Some observations:
1.     Disasters bring communities together.
The outpouring of local and Event Based Volunteers (EBV) was incredible. The Red Cross received over 10,000 applications from EBV in the first week and was able to put over of 500 of them to work.

2.     Social Media Is The Jungle Drum of the 21st Century
FaceBook and Twitter were the main lines of communication. Fire Departments, Law Enforcement, traditional media, groups and individuals all took to Social Media to find out what was going out and/or to express themselves.

3.     Incorrect and negative information seems to travel faster than good news.
There is apparently a great deal of truth behind ‘misery loves company’. It must be human psychology – but bad news seems to go viral much more quickly than positive news.

4.     Broadcasters tend to take Sundays off.

5.     The public still does not understand the nature of the military
Today’s military enjoys more popularly and support than the military force has in years. Our long-term commitments in Afghanistan and Iraq have garnered a place of honor and respect for our military force in the eyes of the American Public. The California National Guard has been supporting the rescue and relief efforts in many ways from manning security posts to directing traffic.

Yet some members of the public are concerned about soldiers ‘with machine guns’ are walking around. (Of course the weapons in question are not ‘machine guns’ but M16s or M4s).

Community service is a rewarding and satisfying way for military personnel to harness their skills and experience to make their communities a better place. Consider how you might get involved.

(Photo source: The author.)

Tuesday, October 3, 2017

Smart Toys: New PSYOP Vector?

I’m attending, an information security conference outside of Dublin where I'll be delivering a presentation on SCADA Lessons Learned and the IoT. One of today’s speakers gave an outstanding presentation on Smart toys to include their potential vulnerabilities.

The speaker addressed classes of threats with an emphasis on nation states and sexual predators as the most likely and most dangerous. I envisioned another scenario, one where a specific geographic area, say in the Middle East, is controlled by a jihadist terrorist group. In this case it strikes me that it would be relatively easy to do some research and find toys that can be hacked to transmit jihadist propaganda.

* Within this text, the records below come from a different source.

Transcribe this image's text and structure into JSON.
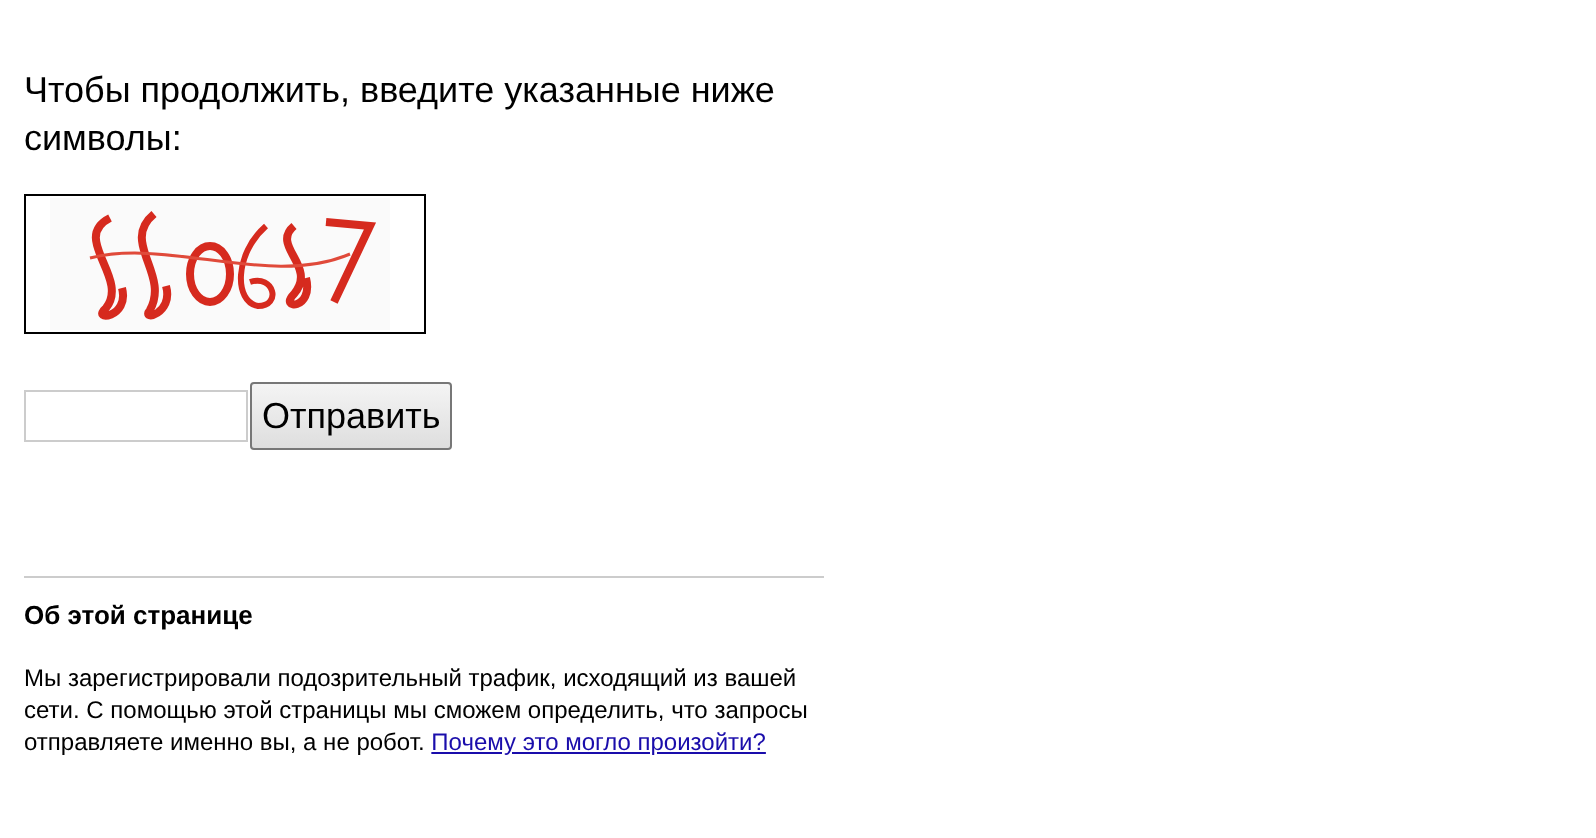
{
  "prompt": "Чтобы продолжить, введите указанные ниже символы:",
  "submit_button": "Отправить",
  "about": {
    "title": "Об этой странице",
    "text": "Мы зарегистрировали подозрительный трафик, исходящий из вашей сети. С помощью этой страницы мы сможем определить, что запросы отправляете именно вы, а не робот.",
    "link": "Почему это могло произойти?"
  }
}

Alternatively, we were told that some toys can transmit conversations in their presence that are in turn monitored for ‘key words’ related to sexual abuse. Jihadists could use the same technical capabilities to ferret out those who are disloyal to them and/or engaged in acts typical of infidels.

Reader comments invited and encouraged!